0

This is specifically for い-adjectives, as な-adjectives work this way.
For example, when I want to say something is not delicious I'd usually say おいしくない.
Would it be possible to use おいしい じゃありません and would it mean the same thing?

2
  • Short answer: no you cannot do that. Feb 21, 2022 at 17:56
  • おいしいじゃありません(?) might mean "It's delicious, isn't it?"
    – Jimmy Yang
    Feb 21, 2022 at 18:26

1 Answer 1

1

It would mean the same thing, but wrong in terms of grammar.


おいしくない:

  • Question おいしくない? (Delicious, isn't it?) valid
  • Statement おいしくない (Not delicious) valid

おいしいじゃありません:

  • Question おいしいじゃありません? (Delicious, isn't it?) valid
  • Statement おいしいじゃありません Not valid

The question "おいしいじゃありません?" is a unique edge case, and you might never use it in your life.

The statement "おいしいじゃありません" looks/sounds wrong although the message is clear you are not enjoying that meal.


Possible statements to deny おいしい:

  • おいしありません

Following works too:

  • おいしいごはんではありません
  • おいしいとは思いません

Edit:

The above are basics. Hate to add complexity but there is yet another edge case where one is happy with the meal and say:

  • Statement おいしいじゃありません (Isn't this delicious)
  • Statement おいしいじゃありませんこと (Isn't this delicious)

This carries the same logic as the question, but is not a question. It's somewhere between a rhetorical question and a firm statement.
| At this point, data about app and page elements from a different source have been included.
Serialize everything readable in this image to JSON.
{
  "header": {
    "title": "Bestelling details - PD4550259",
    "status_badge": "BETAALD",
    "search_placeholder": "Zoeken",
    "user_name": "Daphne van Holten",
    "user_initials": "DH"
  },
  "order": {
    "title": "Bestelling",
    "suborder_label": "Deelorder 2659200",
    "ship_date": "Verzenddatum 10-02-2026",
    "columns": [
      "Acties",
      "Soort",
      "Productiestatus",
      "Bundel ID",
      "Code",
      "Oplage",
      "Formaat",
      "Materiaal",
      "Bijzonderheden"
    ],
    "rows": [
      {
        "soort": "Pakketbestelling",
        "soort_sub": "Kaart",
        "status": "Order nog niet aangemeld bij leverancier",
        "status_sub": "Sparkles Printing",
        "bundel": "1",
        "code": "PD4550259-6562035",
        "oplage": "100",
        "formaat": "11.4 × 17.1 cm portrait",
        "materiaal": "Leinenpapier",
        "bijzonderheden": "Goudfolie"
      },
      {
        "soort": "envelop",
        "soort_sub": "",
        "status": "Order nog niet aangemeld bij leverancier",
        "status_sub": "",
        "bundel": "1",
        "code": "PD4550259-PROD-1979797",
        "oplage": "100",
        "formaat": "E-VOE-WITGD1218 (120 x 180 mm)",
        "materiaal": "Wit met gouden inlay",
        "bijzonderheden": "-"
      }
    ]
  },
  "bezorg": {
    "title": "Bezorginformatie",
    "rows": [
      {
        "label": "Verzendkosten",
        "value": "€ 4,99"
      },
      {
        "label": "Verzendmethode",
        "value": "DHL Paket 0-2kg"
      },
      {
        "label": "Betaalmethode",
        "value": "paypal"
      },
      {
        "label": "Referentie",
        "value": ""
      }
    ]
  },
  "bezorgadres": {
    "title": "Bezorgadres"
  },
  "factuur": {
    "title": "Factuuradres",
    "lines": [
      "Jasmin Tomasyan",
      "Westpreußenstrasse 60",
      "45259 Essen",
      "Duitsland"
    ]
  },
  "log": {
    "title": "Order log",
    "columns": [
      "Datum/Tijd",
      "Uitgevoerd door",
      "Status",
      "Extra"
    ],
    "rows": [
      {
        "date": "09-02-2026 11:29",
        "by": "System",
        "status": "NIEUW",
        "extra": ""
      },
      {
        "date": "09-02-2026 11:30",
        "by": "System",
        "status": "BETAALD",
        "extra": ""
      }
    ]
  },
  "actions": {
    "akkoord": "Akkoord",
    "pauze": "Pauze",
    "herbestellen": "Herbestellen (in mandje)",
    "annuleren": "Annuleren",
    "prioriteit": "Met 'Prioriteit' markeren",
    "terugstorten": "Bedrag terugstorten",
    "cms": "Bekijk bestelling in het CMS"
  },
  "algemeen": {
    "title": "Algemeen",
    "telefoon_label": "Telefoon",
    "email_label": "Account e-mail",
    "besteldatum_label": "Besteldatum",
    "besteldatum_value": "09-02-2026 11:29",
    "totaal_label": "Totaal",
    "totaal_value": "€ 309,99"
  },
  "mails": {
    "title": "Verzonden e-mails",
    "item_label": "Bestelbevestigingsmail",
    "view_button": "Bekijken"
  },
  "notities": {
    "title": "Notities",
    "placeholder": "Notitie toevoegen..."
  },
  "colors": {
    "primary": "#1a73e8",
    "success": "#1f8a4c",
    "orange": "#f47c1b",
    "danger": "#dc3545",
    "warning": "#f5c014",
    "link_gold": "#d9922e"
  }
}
These are advanced expressions which may be used with enough context and correct pronunciation.

You must log in to answer this question.

Not the answer you're looking for? Browse other questions tagged .